How to survive a “collapse”By
If you waded into the RAB comments a month ago, you’d have thought the Yankees were on their way from first to last. It wasn’t just limited to this site, of course; Yankees fans everywhere complained that this team was done, that they had no chance, that it was obvious to anyone who knew anything about baseball that they were going to miss the playoffs.
Yet here we sit, the Yankees taking a much-needed three-day vacation after having secured the best record in the American League. Funny how that works out: the team that was the best for more than two-thirds of the season ended the season on top, despite hitting a rough patch.
Apologies to those of you who didn’t lose your cool. There were undoubtedly a number of fans who remained levelheaded, and many of them frequent RAB. I’m sure your lives were much more pleasant from August 16 through September 11, when the Yankees went 9-15 and saw a six-game lead turn into a tie for first.
Don’t get me wrong: that time was no fun. But it involved a series of events over which we had no control. While we do get invested in the sport — some of us more than is healthy — it’s sheer insanity to let it affect other facets of your life. The fact that the Yankees had played so well up to that point — they had the best record in the AL by 2.5 games — should have bought them a little slack as they hit a rough patch. That they were missing some key players, including their ace and two middle of the order hitters, should have bought them even more.
Honestly, it was relatively easy to weather this storm. All you need to do is fine something else remotely interesting to take your mind off matters. I suggest some of the more blatant trolls on RAB try this. Not only will you feel better in the head, but you’ll be much more pleasant in the comments sections. We’d all appreciate that.

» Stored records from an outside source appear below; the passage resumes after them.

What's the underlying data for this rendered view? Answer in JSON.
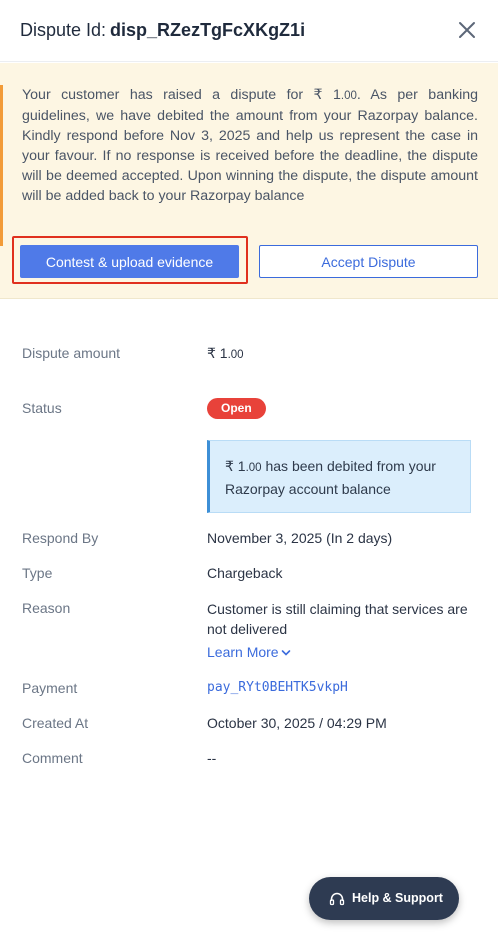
{
  "header": {
    "title_label": "Dispute Id:",
    "dispute_id": "disp_RZezTgFcXKgZ1i"
  },
  "banner": {
    "message_part1": "Your customer has raised a dispute for ₹ 1",
    "message_decimals": ".00",
    "message_part2": ". As per banking guidelines, we have debited the amount from your Razorpay balance. Kindly respond before Nov 3, 2025 and help us represent the case in your favour. If no response is received before the deadline, the dispute will be deemed accepted. Upon winning the dispute, the dispute amount will be added back to your Razorpay balance",
    "contest_label": "Contest & upload evidence",
    "accept_label": "Accept Dispute"
  },
  "details": {
    "amount_label": "Dispute amount",
    "amount_symbol": "₹ 1",
    "amount_decimals": ".00",
    "status_label": "Status",
    "status_value": "Open",
    "info_amount": "₹ 1",
    "info_decimals": ".00",
    "info_text": " has been debited from your Razorpay account balance",
    "respond_label": "Respond By",
    "respond_value": "November 3, 2025 (In 2 days)",
    "type_label": "Type",
    "type_value": "Chargeback",
    "reason_label": "Reason",
    "reason_value": "Customer is still claiming that services are not delivered",
    "learn_more": "Learn More",
    "payment_label": "Payment",
    "payment_value": "pay_RYt0BEHTK5vkpH",
    "created_label": "Created At",
    "created_value": "October 30, 2025 / 04:29 PM",
    "comment_label": "Comment",
    "comment_value": "--"
  },
  "help": {
    "label": "Help & Support"
  },
  "colors": {
    "primary": "#4f7ae8",
    "link": "#3b6bdc",
    "danger": "#e8423a",
    "warning_accent": "#f29b38",
    "banner_bg": "#fdf6e3",
    "info_bg": "#dbeefc"
  },
  "icons": {
    "close": "close-icon",
    "chevron": "chevron-down-icon",
    "headset": "headset-icon"
  }
}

Read a book. It’s the great cure for nearly any stressful situation. Just find a book, any book, and start reading. I guarantee it’ll help you get over your favorite baseball team losing a few games. You might even learn something in the process. Plus, you could uncover some lines that prove prophetic.
“The Yankees cannot lose.”
“But I fear the Indians of Cleveland.”
“Have faith in the Yankees my son. Think of the great DiMaggio.”
“In the American League it is the Yankees as I said,” the old man said happily.
“They lost today,” the boy told him.
“That means nothing. The great DiMaggio is himself again.”
- Ernest Hemingway, Old Man and the Sea
I imagine the last part of that conversation coming on Saturday, after the loss to Toronto, only replacing DiMaggio with Cano.
Immerse yourself in another hobby or — gasp — work. When the Yankees were losing games it actually became easier to focus on work. Yeah, weird, right? But without the pressing need to finish by 7 so I could flip on the game, it became easier to sit down and really dig deep into something. I got to test out an all-in-one PC from Lenovo, which was fun as anything. I also got to some serious writing, which is typically quite difficult during baseball season. But it could have been building model solar systems, cracking passwords, or any number of hobbies.
Remember the past. You don’t even have to look to previous seasons to see how a team can wax and wane during a season. The Yankees went 11-15 from April 24 through May 21 before going 25-7 from the 22nd through June 27th.
Do — anything, really. Sorry for coming off as condescending, but it’s really straight forward stuff. If the Yankees bother you that much, turn your attention elsewhere. They’ll be there when you get back. It doesn’t make you a bad fan to turn it off when it makes you upset. What makes you a bad fan is watching, getting mad, and making a fool of yourself in front of others. Sure, it might just be an internet message board or social media service, but you’re still acting the fool. To me that’s far more egregious than turning away and avoiding those ill feelings.
As we’d say back in the olden days:
Honestly, the past few days have been quite wonderful. They’ve been somewhat stressful, because there remained the chance the Yankees would play the play-in-game, or even a playoff for the AL East crown. But that’s just part of baseball’s normal excitement. Plus, when Raul Ibanez hit that homer in the bottom of the ninth, was there any doubt left in your mind that they’d take the AL East?
It was a rough month in the middle there, for sure. There’s nothing not frustrating about a 9-15 stretch that eliminates a six-game lead. But that doesn’t invalidate the previous 114 games, nor does it mean the slide will continue for the final 21 games of the season. And, of course, the Yankees went 16-5 in those final 21, which brought their final record closely in line with the .592 winning percentage they had before the collapse began.
Sometimes you just have to roll with the punches. It’s baseball. It happens.